Goff is strongly committed to the training of students and fellows and preparing them for careers in science. To date he has trained about thirty-five PhD students and a similar number of postdoctoral fellows. His alumni include heads of laboratories at universities in the US, UK, Australia, Chile, China, Taiwan, and Israel; department chairs; investigators at the NIH; and scientists at many biotech companies and large pharmaceutical firms.

Research Statement: 

Molecular Biology of retrovirus replication; tyrosine kinases and signal transduction pathways.

Lab Members: 
Josef Sabo, Postdoctoral Fellow
Yiping Zhu, Postdoctoral Fellow
Oya Cingoz, Postdoctoral Fellow
Michael Metzger, Postdoctoral Fellow
Sefef Onal Tinaztepe, Graduate Research Assistant
Marina Ermakova, Graduate Research Assistant
Marlene Arroyo, Graduate Research Assistant

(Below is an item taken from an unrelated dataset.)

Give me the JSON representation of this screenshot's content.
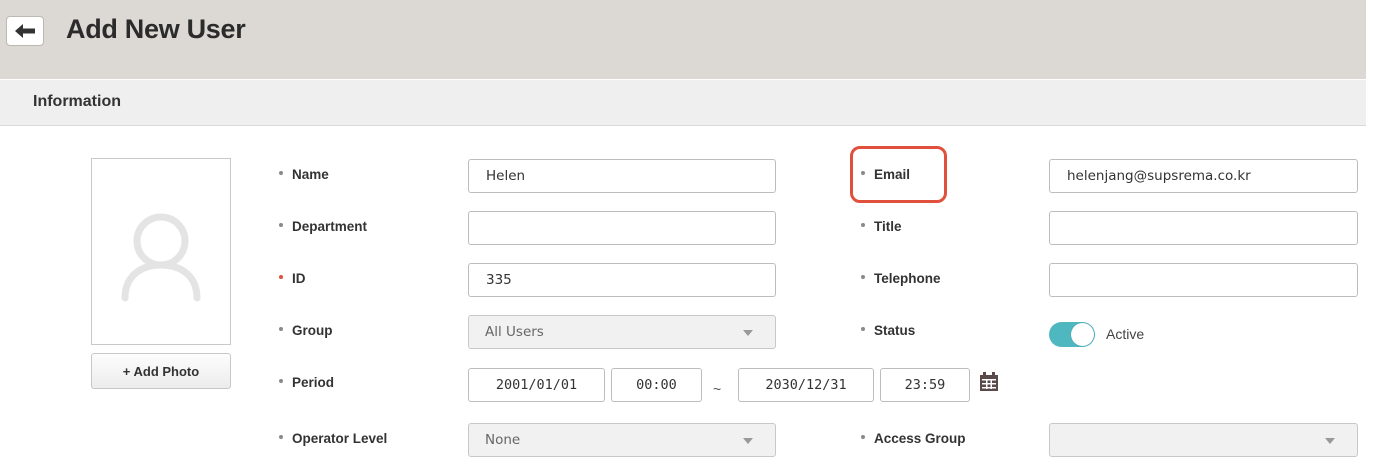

Heme Oxygenase 2 Binds Myristate to Regulate Retrovirus Assembly and TLR4 Signaling.

Zhu Y, Luo S, Sabo Y, Wang C, Tong L, Goff SP.

Cell Host Microbe. 2017 Feb 8;21(2):220-230.

Differential control of retrovirus silencing in embryonic cells by proteasomal regulation of the ZFP809 retroviral repressor.

Wang C, Goff SP.

Proc Natl Acad Sci U S A. 2017 Feb 7;114(6):E922-E930.

Histones Are Rapidly Loaded onto Unintegrated Retroviral DNAs Soon after Nuclear Entry.

Wang GZ, Wang Y, Goff SP.

Cell Host Microbe. 2016 Dec 14;20(6):798-809.

Widespread transmission of independent cancer lineages within multiple bivalve species.

Metzger MJ, Villalba A, Carballal MJ, Iglesias D, Sherry J, Reinisch C, Muttray AF, Baldwin SA, Goff SP.

Nature. 2016 Jun 30;534(7609):705-9.


Upf1 senses 3'UTR length to potentiate mRNA decay.

Hogg JR, Goff SP.

Cell. 2010 Oct 29;143(3):379-89.